Nothing but an exact copy of the records is expected here.

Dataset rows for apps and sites
::::
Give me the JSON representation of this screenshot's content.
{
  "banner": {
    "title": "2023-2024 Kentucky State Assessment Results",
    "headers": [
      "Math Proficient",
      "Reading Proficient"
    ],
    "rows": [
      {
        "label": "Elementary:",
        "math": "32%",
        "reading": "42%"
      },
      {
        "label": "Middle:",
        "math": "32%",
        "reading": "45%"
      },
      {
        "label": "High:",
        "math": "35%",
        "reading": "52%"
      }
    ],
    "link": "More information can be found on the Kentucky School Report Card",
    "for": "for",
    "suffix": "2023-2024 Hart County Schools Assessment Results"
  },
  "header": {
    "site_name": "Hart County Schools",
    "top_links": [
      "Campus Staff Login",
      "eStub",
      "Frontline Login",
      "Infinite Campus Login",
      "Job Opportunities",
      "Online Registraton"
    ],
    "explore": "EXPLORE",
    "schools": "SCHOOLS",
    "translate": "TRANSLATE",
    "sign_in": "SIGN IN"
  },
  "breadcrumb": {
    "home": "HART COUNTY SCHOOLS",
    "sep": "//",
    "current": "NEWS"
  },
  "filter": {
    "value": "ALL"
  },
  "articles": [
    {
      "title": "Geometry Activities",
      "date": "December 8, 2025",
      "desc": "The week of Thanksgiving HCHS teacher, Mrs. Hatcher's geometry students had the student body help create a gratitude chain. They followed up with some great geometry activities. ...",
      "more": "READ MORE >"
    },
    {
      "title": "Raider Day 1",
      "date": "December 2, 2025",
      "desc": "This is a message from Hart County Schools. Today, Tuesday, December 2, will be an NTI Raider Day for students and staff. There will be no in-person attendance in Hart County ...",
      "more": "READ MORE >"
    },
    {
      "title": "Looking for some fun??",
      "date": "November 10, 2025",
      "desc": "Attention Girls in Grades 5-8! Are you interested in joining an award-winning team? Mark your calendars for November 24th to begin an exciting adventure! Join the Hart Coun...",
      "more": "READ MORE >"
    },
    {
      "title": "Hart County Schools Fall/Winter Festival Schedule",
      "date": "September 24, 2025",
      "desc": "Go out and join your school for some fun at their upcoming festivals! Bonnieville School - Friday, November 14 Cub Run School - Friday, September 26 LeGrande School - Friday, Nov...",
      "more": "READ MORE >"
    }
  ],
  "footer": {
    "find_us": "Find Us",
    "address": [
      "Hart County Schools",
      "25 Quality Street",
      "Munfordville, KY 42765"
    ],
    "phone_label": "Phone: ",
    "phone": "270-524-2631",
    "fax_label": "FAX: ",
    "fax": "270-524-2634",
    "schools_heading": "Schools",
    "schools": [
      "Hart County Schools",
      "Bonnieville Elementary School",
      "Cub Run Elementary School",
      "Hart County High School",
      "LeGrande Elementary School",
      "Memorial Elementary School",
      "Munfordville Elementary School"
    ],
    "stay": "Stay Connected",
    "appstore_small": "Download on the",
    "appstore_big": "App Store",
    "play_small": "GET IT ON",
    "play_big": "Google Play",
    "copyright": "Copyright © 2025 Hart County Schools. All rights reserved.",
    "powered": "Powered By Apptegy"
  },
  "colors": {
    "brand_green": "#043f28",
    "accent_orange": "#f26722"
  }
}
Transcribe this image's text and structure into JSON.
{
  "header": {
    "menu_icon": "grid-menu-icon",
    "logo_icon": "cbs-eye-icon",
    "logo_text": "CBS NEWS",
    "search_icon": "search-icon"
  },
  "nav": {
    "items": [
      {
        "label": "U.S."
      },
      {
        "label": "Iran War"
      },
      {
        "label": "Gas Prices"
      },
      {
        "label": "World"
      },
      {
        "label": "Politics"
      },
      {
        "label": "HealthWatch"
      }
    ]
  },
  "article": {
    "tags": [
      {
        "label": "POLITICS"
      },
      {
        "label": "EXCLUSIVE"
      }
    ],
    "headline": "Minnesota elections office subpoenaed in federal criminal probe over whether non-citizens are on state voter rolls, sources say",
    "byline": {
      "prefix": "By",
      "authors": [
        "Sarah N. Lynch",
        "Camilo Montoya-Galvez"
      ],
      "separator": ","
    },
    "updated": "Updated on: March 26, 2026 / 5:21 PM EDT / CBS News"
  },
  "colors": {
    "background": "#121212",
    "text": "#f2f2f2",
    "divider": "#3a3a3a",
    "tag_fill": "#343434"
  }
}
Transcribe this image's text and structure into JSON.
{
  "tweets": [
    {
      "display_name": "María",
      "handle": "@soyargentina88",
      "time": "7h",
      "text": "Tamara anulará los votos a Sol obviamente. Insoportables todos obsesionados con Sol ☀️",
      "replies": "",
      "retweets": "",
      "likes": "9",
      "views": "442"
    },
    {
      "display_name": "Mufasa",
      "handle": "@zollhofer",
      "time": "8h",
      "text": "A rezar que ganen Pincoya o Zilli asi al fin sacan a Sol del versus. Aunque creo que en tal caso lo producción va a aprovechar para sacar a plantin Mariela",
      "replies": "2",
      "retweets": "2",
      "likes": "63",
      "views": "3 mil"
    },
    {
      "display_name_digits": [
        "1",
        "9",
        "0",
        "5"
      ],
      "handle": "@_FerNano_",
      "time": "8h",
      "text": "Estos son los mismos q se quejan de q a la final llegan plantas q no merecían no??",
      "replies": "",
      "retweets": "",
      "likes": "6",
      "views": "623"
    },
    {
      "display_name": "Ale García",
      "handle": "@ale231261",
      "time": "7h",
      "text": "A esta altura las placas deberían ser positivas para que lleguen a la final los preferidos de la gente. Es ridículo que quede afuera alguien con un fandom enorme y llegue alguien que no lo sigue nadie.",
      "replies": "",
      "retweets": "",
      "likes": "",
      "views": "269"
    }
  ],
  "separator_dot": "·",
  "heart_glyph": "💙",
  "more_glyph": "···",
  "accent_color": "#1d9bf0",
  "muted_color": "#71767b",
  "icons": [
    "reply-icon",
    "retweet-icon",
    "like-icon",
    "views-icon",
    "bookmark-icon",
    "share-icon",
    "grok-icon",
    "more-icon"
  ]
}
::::
__Output for this task__.
Give me the JSON representation of this screenshot's content.
{
  "banner": {
    "title": "2023-2024 Kentucky State Assessment Results",
    "headers": [
      "Math Proficient",
      "Reading Proficient"
    ],
    "rows": [
      {
        "label": "Elementary:",
        "math": "32%",
        "reading": "42%"
      },
      {
        "label": "Middle:",
        "math": "32%",
        "reading": "45%"
      },
      {
        "label": "High:",
        "math": "35%",
        "reading": "52%"
      }
    ],
    "link": "More information can be found on the Kentucky School Report Card",
    "for": "for",
    "suffix": "2023-2024 Hart County Schools Assessment Results"
  },
  "header": {
    "site_name": "Hart County Schools",
    "top_links": [
      "Campus Staff Login",
      "eStub",
      "Frontline Login",
      "Infinite Campus Login",
      "Job Opportunities",
      "Online Registraton"
    ],
    "explore": "EXPLORE",
    "schools": "SCHOOLS",
    "translate": "TRANSLATE",
    "sign_in": "SIGN IN"
  },
  "breadcrumb": {
    "home": "HART COUNTY SCHOOLS",
    "sep": "//",
    "current": "NEWS"
  },
  "filter": {
    "value": "ALL"
  },
  "articles": [
    {
      "title": "Geometry Activities",
      "date": "December 8, 2025",
      "desc": "The week of Thanksgiving HCHS teacher, Mrs. Hatcher's geometry students had the student body help create a gratitude chain. They followed up with some great geometry activities. ...",
      "more": "READ MORE >"
    },
    {
      "title": "Raider Day 1",
      "date": "December 2, 2025",
      "desc": "This is a message from Hart County Schools. Today, Tuesday, December 2, will be an NTI Raider Day for students and staff. There will be no in-person attendance in Hart County ...",
      "more": "READ MORE >"
    },
    {
      "title": "Looking for some fun??",
      "date": "November 10, 2025",
      "desc": "Attention Girls in Grades 5-8! Are you interested in joining an award-winning team? Mark your calendars for November 24th to begin an exciting adventure! Join the Hart Coun...",
      "more": "READ MORE >"
    },
    {
      "title": "Hart County Schools Fall/Winter Festival Schedule",
      "date": "September 24, 2025",
      "desc": "Go out and join your school for some fun at their upcoming festivals! Bonnieville School - Friday, November 14 Cub Run School - Friday, September 26 LeGrande School - Friday, Nov...",
      "more": "READ MORE >"
    }
  ],
  "footer": {
    "find_us": "Find Us",
    "address": [
      "Hart County Schools",
      "25 Quality Street",
      "Munfordville, KY 42765"
    ],
    "phone_label": "Phone: ",
    "phone": "270-524-2631",
    "fax_label": "FAX: ",
    "fax": "270-524-2634",
    "schools_heading": "Schools",
    "schools": [
      "Hart County Schools",
      "Bonnieville Elementary School",
      "Cub Run Elementary School",
      "Hart County High School",
      "LeGrande Elementary School",
      "Memorial Elementary School",
      "Munfordville Elementary School"
    ],
    "stay": "Stay Connected",
    "appstore_small": "Download on the",
    "appstore_big": "App Store",
    "play_small": "GET IT ON",
    "play_big": "Google Play",
    "copyright": "Copyright © 2025 Hart County Schools. All rights reserved.",
    "powered": "Powered By Apptegy"
  },
  "colors": {
    "brand_green": "#043f28",
    "accent_orange": "#f26722"
  }
}
Transcribe this image's text and structure into JSON.
{
  "header": {
    "menu_icon": "grid-menu-icon",
    "logo_icon": "cbs-eye-icon",
    "logo_text": "CBS NEWS",
    "search_icon": "search-icon"
  },
  "nav": {
    "items": [
      {
        "label": "U.S."
      },
      {
        "label": "Iran War"
      },
      {
        "label": "Gas Prices"
      },
      {
        "label": "World"
      },
      {
        "label": "Politics"
      },
      {
        "label": "HealthWatch"
      }
    ]
  },
  "article": {
    "tags": [
      {
        "label": "POLITICS"
      },
      {
        "label": "EXCLUSIVE"
      }
    ],
    "headline": "Minnesota elections office subpoenaed in federal criminal probe over whether non-citizens are on state voter rolls, sources say",
    "byline": {
      "prefix": "By",
      "authors": [
        "Sarah N. Lynch",
        "Camilo Montoya-Galvez"
      ],
      "separator": ","
    },
    "updated": "Updated on: March 26, 2026 / 5:21 PM EDT / CBS News"
  },
  "colors": {
    "background": "#121212",
    "text": "#f2f2f2",
    "divider": "#3a3a3a",
    "tag_fill": "#343434"
  }
}
Transcribe this image's text and structure into JSON.
{
  "tweets": [
    {
      "display_name": "María",
      "handle": "@soyargentina88",
      "time": "7h",
      "text": "Tamara anulará los votos a Sol obviamente. Insoportables todos obsesionados con Sol ☀️",
      "replies": "",
      "retweets": "",
      "likes": "9",
      "views": "442"
    },
    {
      "display_name": "Mufasa",
      "handle": "@zollhofer",
      "time": "8h",
      "text": "A rezar que ganen Pincoya o Zilli asi al fin sacan a Sol del versus. Aunque creo que en tal caso lo producción va a aprovechar para sacar a plantin Mariela",
      "replies": "2",
      "retweets": "2",
      "likes": "63",
      "views": "3 mil"
    },
    {
      "display_name_digits": [
        "1",
        "9",
        "0",
        "5"
      ],
      "handle": "@_FerNano_",
      "time": "8h",
      "text": "Estos son los mismos q se quejan de q a la final llegan plantas q no merecían no??",
      "replies": "",
      "retweets": "",
      "likes": "6",
      "views": "623"
    },
    {
      "display_name": "Ale García",
      "handle": "@ale231261",
      "time": "7h",
      "text": "A esta altura las placas deberían ser positivas para que lleguen a la final los preferidos de la gente. Es ridículo que quede afuera alguien con un fandom enorme y llegue alguien que no lo sigue nadie.",
      "replies": "",
      "retweets": "",
      "likes": "",
      "views": "269"
    }
  ],
  "separator_dot": "·",
  "heart_glyph": "💙",
  "more_glyph": "···",
  "accent_color": "#1d9bf0",
  "muted_color": "#71767b",
  "icons": [
    "reply-icon",
    "retweet-icon",
    "like-icon",
    "views-icon",
    "bookmark-icon",
    "share-icon",
    "grok-icon",
    "more-icon"
  ]
}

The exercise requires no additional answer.